Formula 1 bosses and governing body FIA have revealed details on the next generation engines that will make its debut in 2021. F1 teams, the FIA, commercial rights holders, as well as potential new manufacturers met in Paris earlier today to discuss the objectives regarding the new engine rules that will be introduced for the 2021 season. The meeting outlined the objectives by the FIA on the future regulations of the next generation F1 power units (PU), which include improved noise, reduced cost, maintaining road relevance with hybrid technology and more level playing field for teams.
FIA Secretary-General for Sport, Peter Bayer said, "Today was a key step in the development of the Power Unit regulations for 2021. The FIA has been working with the Commercial Rights Holder to define a positive step forward for these regulations which maintain Formula One's place at the pinnacle of motor sport technology whilst addressing the key issues facing the sport such as cost, road relevance and fan experience at the racetrack. We felt it was important to bring the teams into the discussions today and explain the direction we are taking and I'm pleased with the response we have received."
The proposals that were shared have been developed jointly by the FIA and F1 using data and input from teams, power unit suppliers and outside experts. The announcement also said that the overall framework for the 2021 power unit definition will be in place and published by the FIA at the end of 2017. However, FIA will continue working for another year on the new engine specifications, before which teams will not be able to commence work on the new engines.
The proposal for the 2021 power units includes retaining the 1.6-litre V6 Turbo Hybrid, but the motor will run at 3000 rpm higher to improve sound. The proposal also includes simplifying the internals on the PU, in a bid to restrict development costs and discourage extreme designs and running conditions. The MGU-H will be removed as well.
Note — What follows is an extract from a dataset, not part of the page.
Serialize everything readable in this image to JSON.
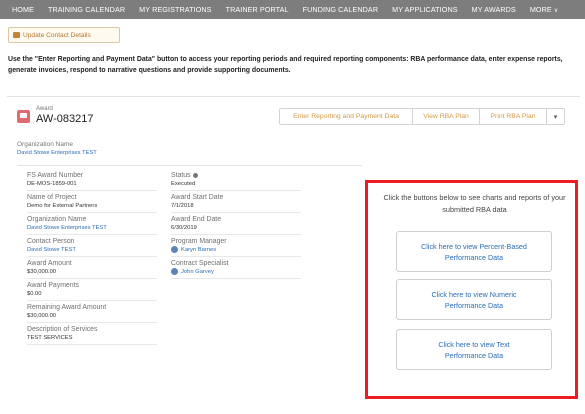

Furthermore, the MGU-K will be made more powerful with focus on manual driver deployment of the additional power, which will have the option to save up energy over several laps to give a "controlled tactical element to racing." There will also be a single turbo with dimensional constraints and weight limits, while a standard energy store and control electronics will be mandated. There will also be high level of external prescriptive design to give 'Plug-And-Play' engine/chassis/transmission swap capability. There will be tighter fuel regulations and limits on number of fuels used.
Formula 1 will see a major overhaul three years from now with new manufacturers, drivers and teams coming in, and this is the beginning towards the same. The current F1 power unit will serve purpose until then. However, the remaining part of 2017 and 2018 will have the FIA, F1 and the teams to establish power unit test and development restrictions as well as cost containment measures.
A series of meetings will now commence with all the interested parties to discuss and develop the proposal in the spirit of the widest possible cooperation.